In this week’s Parsha (Torah Portion), Yaakov (Jacob) runs away from his brother Esav (Esau), who is angry at him for taking his Birthright and his Bracha (Blessing) of leadership. He runs to Charanah, goes to sleep, and when he awakes he sees a Sulam, which is often translated as a ladder. He sees Melachim (angels) going up and down the Sulam, going back and fourth from heaven to earth. Sulam can also be translated as a Stairway. Yaakov is looking, in other words, at a Stairway to Heaven. When Yaakov sees this amazing sight, and after hearing God’s message, he says, Bereshit/Genesis 28:16 “Surely God is present in this place and I did not know.”
What does Yaakov mean? Could it be that Yaakov believes that there is a place where God is not present? The fact that he reacts with such amazement at the sight of the Stairway to Heaven could indicate that previous to this episode, Yaakov has a rather limited view of God, that he believed, on some level, that God could be limited to certain locations.
In last week’s Parsha, Toldot, the commentator Rashi on Bereshit/Genesis 25:27, presented Yaakov as a very religious Jew committed to the intense study of Torah. It would seem that this is the reason that Yaakov was chosen to be the next leader of the Jewish people. However, as religious as Rashi presents Yaakov to be, a reading of Yaakov’s early narrative leaves the impression that his view of God may not be so expansive.
The line in the Torah that Rashi plays off of to present Yaakov as a religious figure who studies Torah is Bereshit/Genesis 25:27 “Yaakov was a man of purity, abiding in tents”. The image of a person “who dwells in tents” is for Rashi a metaphor for the study of Torah, but it could also be a metaphor for Yaakov’s closed image of Torah and of God. He dwells in tents; he does not get out much. He does not leave his metaphorical tent, and his cloistered existence suggests that he may not see or understand a God who can operate outside of a ritualistic setting. Since Yaakov never ventures into the real world, it could be hard for him to conceive of a God who functions in that real world. While Avraham’s tent was an open tent, (Yalkut Shmoni on Parshat Vayeira) which in turn opened up Avraham (Abraham) to God and a vision of Judaism that can function in all aspects of life, Yaakov’s tent, and spirit, were perhaps closed.

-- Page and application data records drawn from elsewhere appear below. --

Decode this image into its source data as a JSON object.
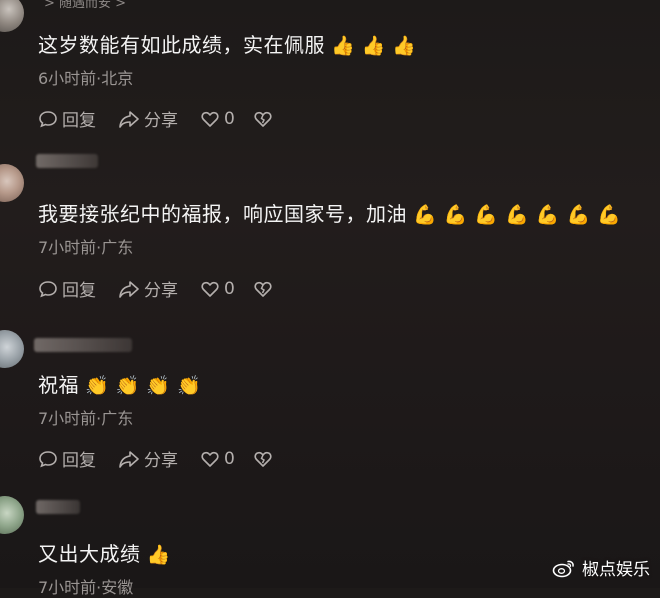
{
  "comments": [
    {
      "username": "> 随遇而安 >",
      "text": "这岁数能有如此成绩，实在佩服",
      "emoji": "👍 👍 👍",
      "time": "6小时前",
      "location": "北京",
      "meta": "6小时前·北京",
      "reply_label": "回复",
      "share_label": "分享",
      "likes": "0"
    },
    {
      "username": "",
      "text": "我要接张纪中的福报，响应国家号，加油",
      "emoji": "💪 💪 💪 💪 💪 💪 💪",
      "time": "7小时前",
      "location": "广东",
      "meta": "7小时前·广东",
      "reply_label": "回复",
      "share_label": "分享",
      "likes": "0"
    },
    {
      "username": "",
      "text": "祝福",
      "emoji": "👏 👏 👏 👏",
      "time": "7小时前",
      "location": "广东",
      "meta": "7小时前·广东",
      "reply_label": "回复",
      "share_label": "分享",
      "likes": "0"
    },
    {
      "username": "",
      "text": "又出大成绩",
      "emoji": "👍",
      "time": "7小时前",
      "location": "安徽",
      "meta": "7小时前·安徽"
    }
  ],
  "watermark": {
    "text": "椒点娱乐",
    "icon": "weibo-logo-icon"
  },
  "colors": {
    "text": "#f4f4f4",
    "meta": "#9a9593",
    "action": "#b4afad",
    "background": "#1f1a1a"
  }
}
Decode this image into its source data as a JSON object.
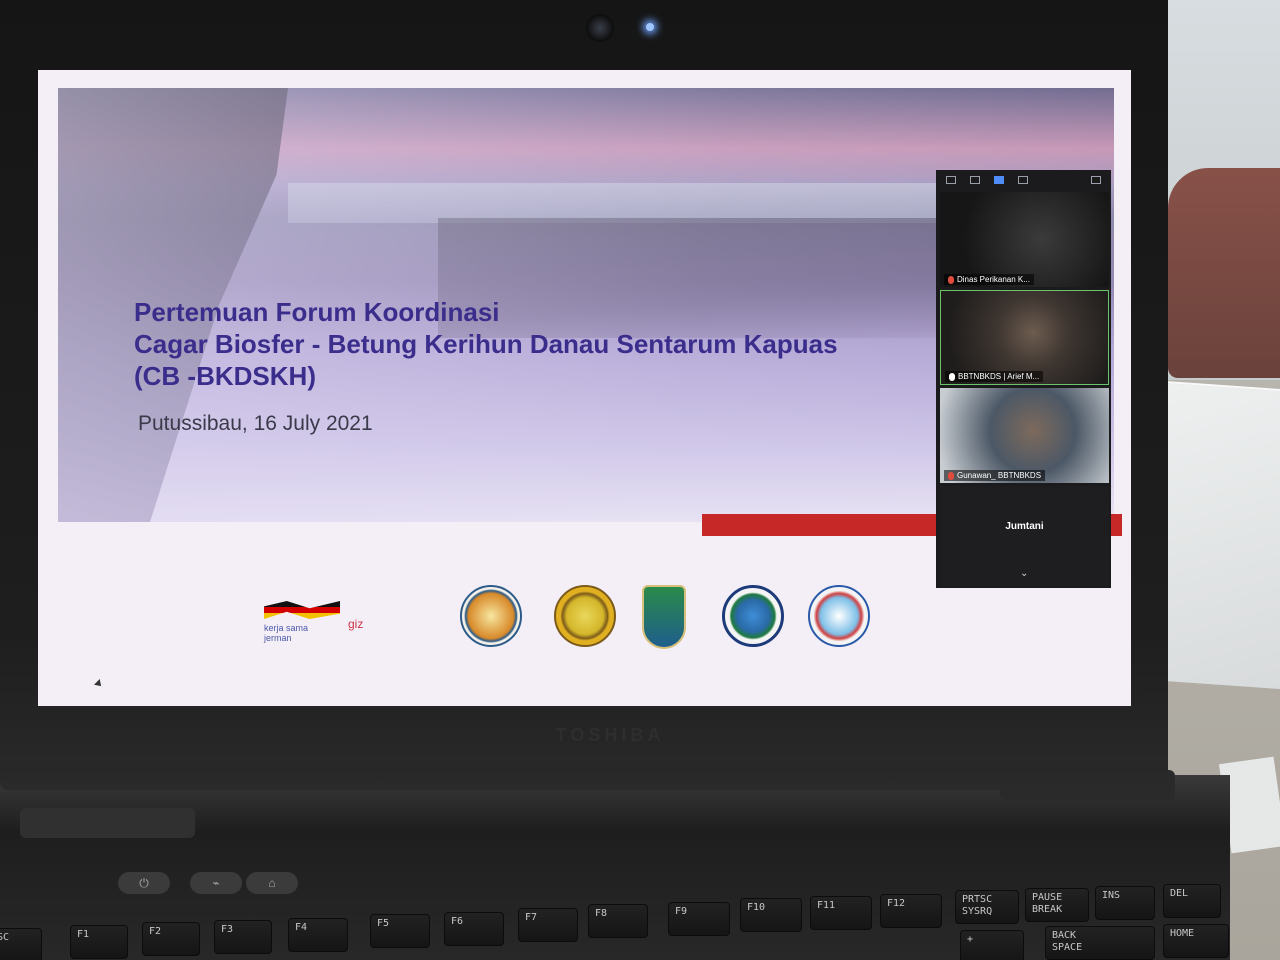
{
  "slide": {
    "title_line1": "Pertemuan Forum Koordinasi",
    "title_line2": "Cagar Biosfer - Betung Kerihun Danau Sentarum Kapuas",
    "title_line3": "(CB -BKDSKH)",
    "subtitle": "Putussibau, 16 July 2021",
    "logos": {
      "giz_text1": "kerja sama",
      "giz_text2": "jerman",
      "giz_label": "giz"
    }
  },
  "zoom": {
    "participants": [
      "Dinas Perikanan K...",
      "BBTNBKDS | Arief M...",
      "Gunawan_ BBTNBKDS",
      "Jumtani"
    ],
    "expand_icon": "chevron-down-icon"
  },
  "laptop": {
    "brand": "TOSHIBA"
  },
  "keyboard": {
    "keys": [
      "SC",
      "F1",
      "F2",
      "F3",
      "F4",
      "F5",
      "F6",
      "F7",
      "F8",
      "F9",
      "F10",
      "F11",
      "F12",
      "PRTSC\nSYSRQ",
      "PAUSE\nBREAK",
      "INS",
      "DEL",
      "+",
      "BACK\nSPACE",
      "HOME"
    ]
  }
}
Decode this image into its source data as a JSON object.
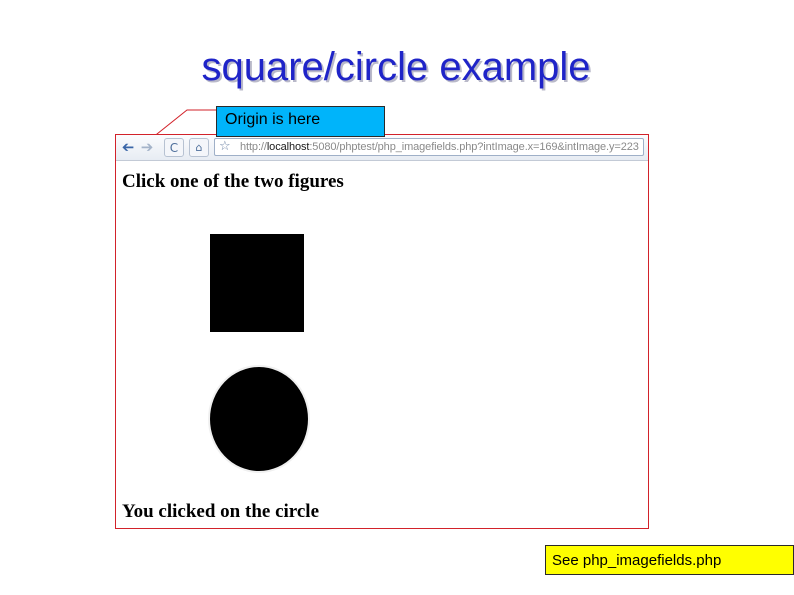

Yaakov is then forced to leave his sequestered existence and journey out to the outside world. When he has the vision of the Stairway to Heaven, he begins to learn that God can be everywhere–not just in ritualistic settings but in the most regular settings in the world. When Yaakov says “Surely God is present in this place and I did not know” (Bereshit/Genesis 28:16) we see his spirit opening to the possibility that God can be anywhere, and everywhere.
I would argue that there are many so-called religious people today who have Yaakov’s limited view of God before he sees the Stairway to Heaven. They feel that God is limited to the Synagogue, Schools of Jewish learning or in obvious types of ritualistic settings, holidays, ceremonies, and religious life cycle events. These people have a harder time seeing God in more regular places in life—in the gym when we are working out, in our bedrooms in intimate moments and in our workplaces. In fact, I would argue that in many ways, God is in those places more.
Yaakov’s limited view of God before he sees the Stairway to Heaven contributes to his ethical challenges in life. He takes advantage of his brother Esav and will not share his food with Esav who is starving, unless Esav agrees to sell him his birthright. Later in the story, he tricks his father into giving him the blessing of leadership, taking it away from his brother Esav.
It is particularly difficult to understand Yaakov’s unethical behavior when he is presented as such a religious figure. Perhaps Yaakov feels that since he in effect leaves God in his tent when he himself leaves it, he is exempt from ethical conduct when he perceives himself to be out of God’s presence. However, once Yaakov has the vision of the Stairway to Heaven, he understands that God’s presence, and God’s expectations of him and all people, exist everywhere.
Believing that God can be present at every moment and in every place, not only waiting for us in Synagogue or moments of ritual can be a blessing and a challenge. It can give us constant comfort, the knowledge that we are never alone. It can imbue life’s most mundane moments and sights with depth and beauty. However, it is also a reminder that we must always act as if we are in God’s presence—kind, ethical, mindful. In other words, we need to always be building a Stairway to Heaven.
The following is excerpted from the song “Stairway to Heaven” by Led Zeppelin
And as we wind on down the road
Our shadows taller than our soul.
There walks a lady we all know
Who shines white light and wants to show
How everything still turns to gold.
And if you listen very hard
The tune will come to you at last.
When all are one and one is all
To be a rock and not to roll.
And she’s buying a stairway to heaven.